**Task directions**
Exclude the pictures, and otherwise reproduce the data in full.

[Opening Material to process section]

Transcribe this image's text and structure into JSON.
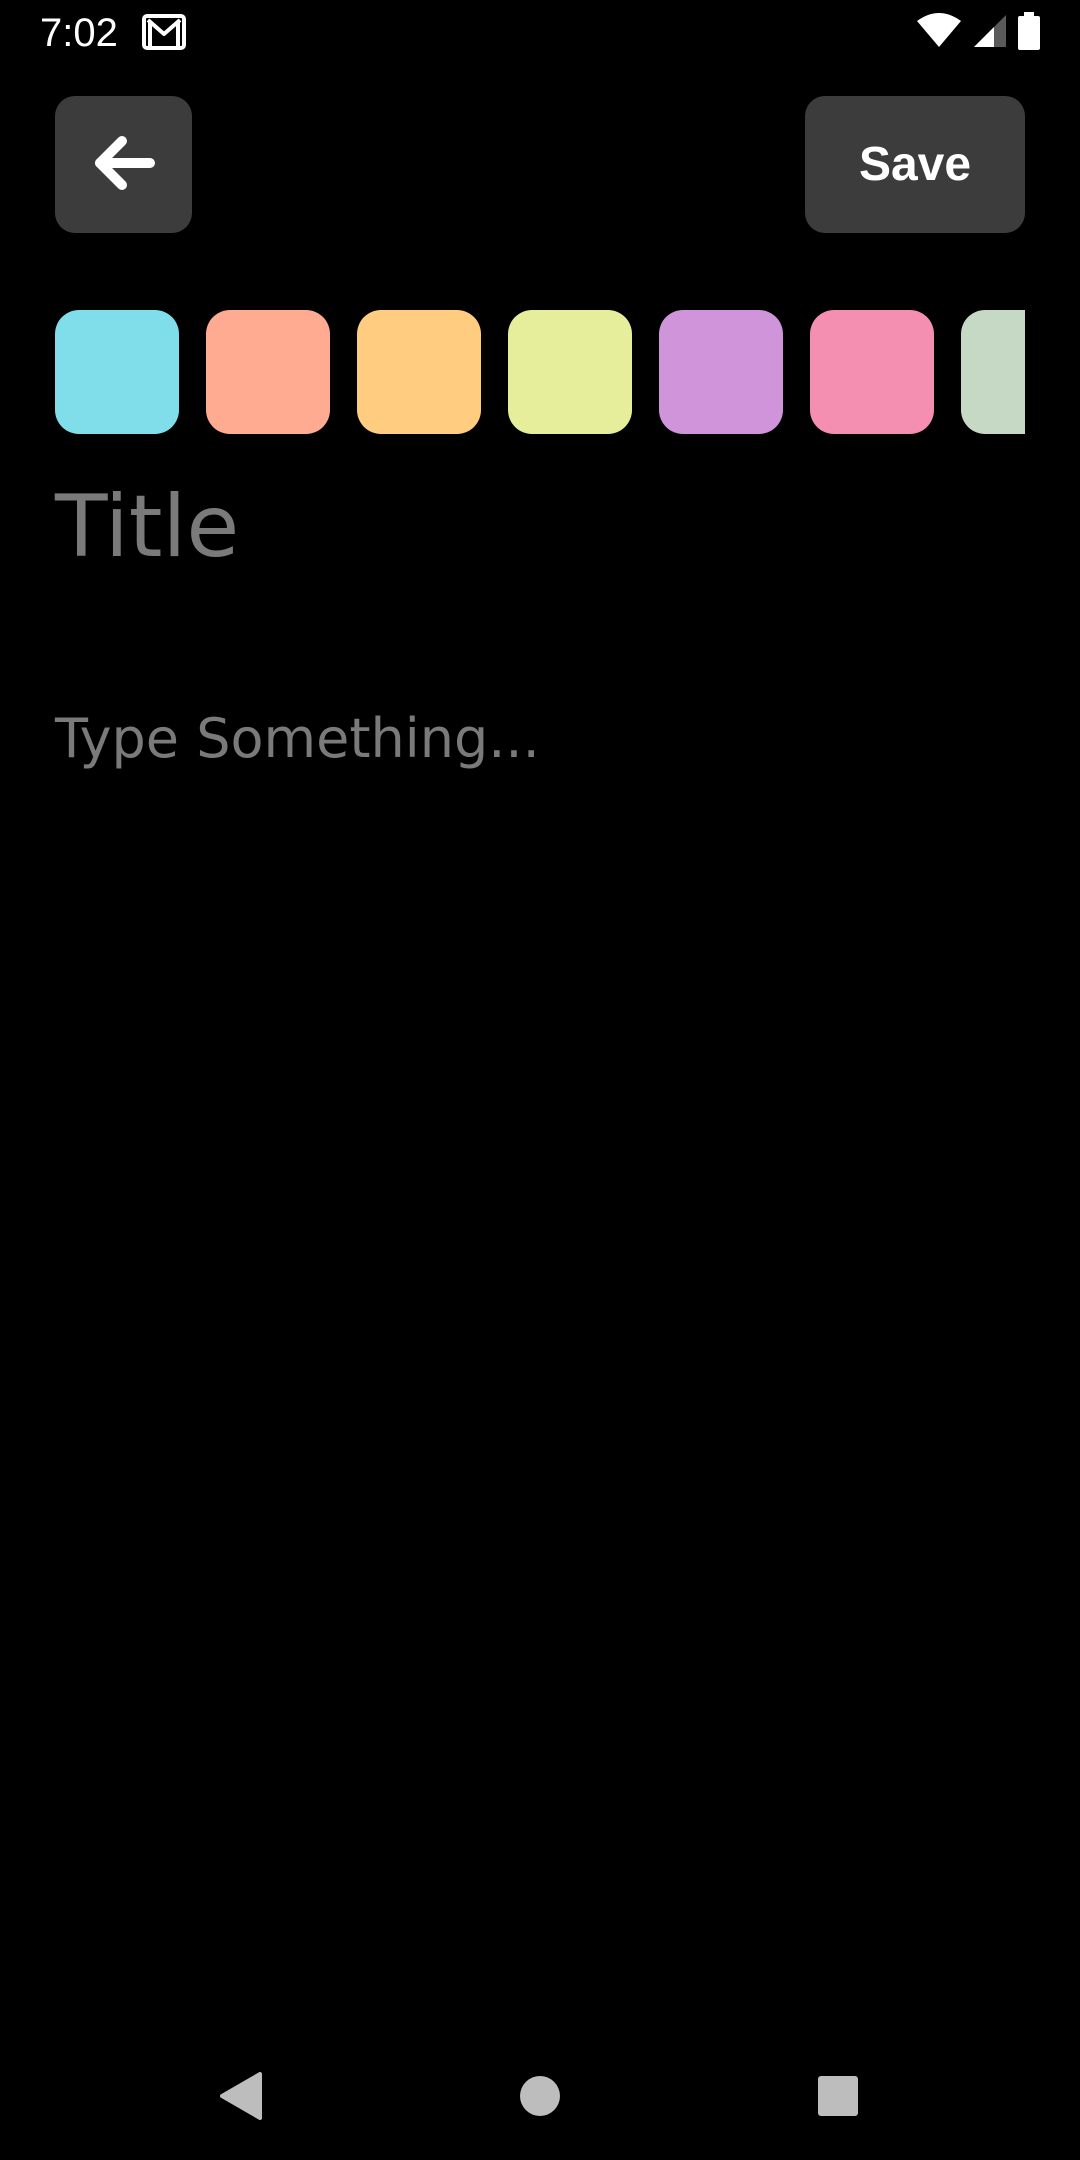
{
  "status_bar": {
    "time": "7:02",
    "icons": [
      "gmail-icon",
      "wifi-icon",
      "cellular-signal-icon",
      "battery-icon"
    ]
  },
  "toolbar": {
    "back_icon": "arrow-left-icon",
    "save_label": "Save",
    "button_bg": "#3c3c3c"
  },
  "palette": {
    "colors": [
      "#80deea",
      "#ffab91",
      "#ffcc80",
      "#e6ee9b",
      "#cf94da",
      "#f48fb1",
      "#c5d9c5"
    ]
  },
  "editor": {
    "title_placeholder": "Title",
    "body_placeholder": "Type Something..."
  },
  "nav_bar": {
    "icons": [
      "nav-back-icon",
      "nav-home-icon",
      "nav-recents-icon"
    ]
  }
}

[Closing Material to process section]

**Exercise result**
Transcribe this image's text and structure into JSON.
{
  "status_bar": {
    "time": "7:02",
    "icons": [
      "gmail-icon",
      "wifi-icon",
      "cellular-signal-icon",
      "battery-icon"
    ]
  },
  "toolbar": {
    "back_icon": "arrow-left-icon",
    "save_label": "Save",
    "button_bg": "#3c3c3c"
  },
  "palette": {
    "colors": [
      "#80deea",
      "#ffab91",
      "#ffcc80",
      "#e6ee9b",
      "#cf94da",
      "#f48fb1",
      "#c5d9c5"
    ]
  },
  "editor": {
    "title_placeholder": "Title",
    "body_placeholder": "Type Something..."
  },
  "nav_bar": {
    "icons": [
      "nav-back-icon",
      "nav-home-icon",
      "nav-recents-icon"
    ]
  }
}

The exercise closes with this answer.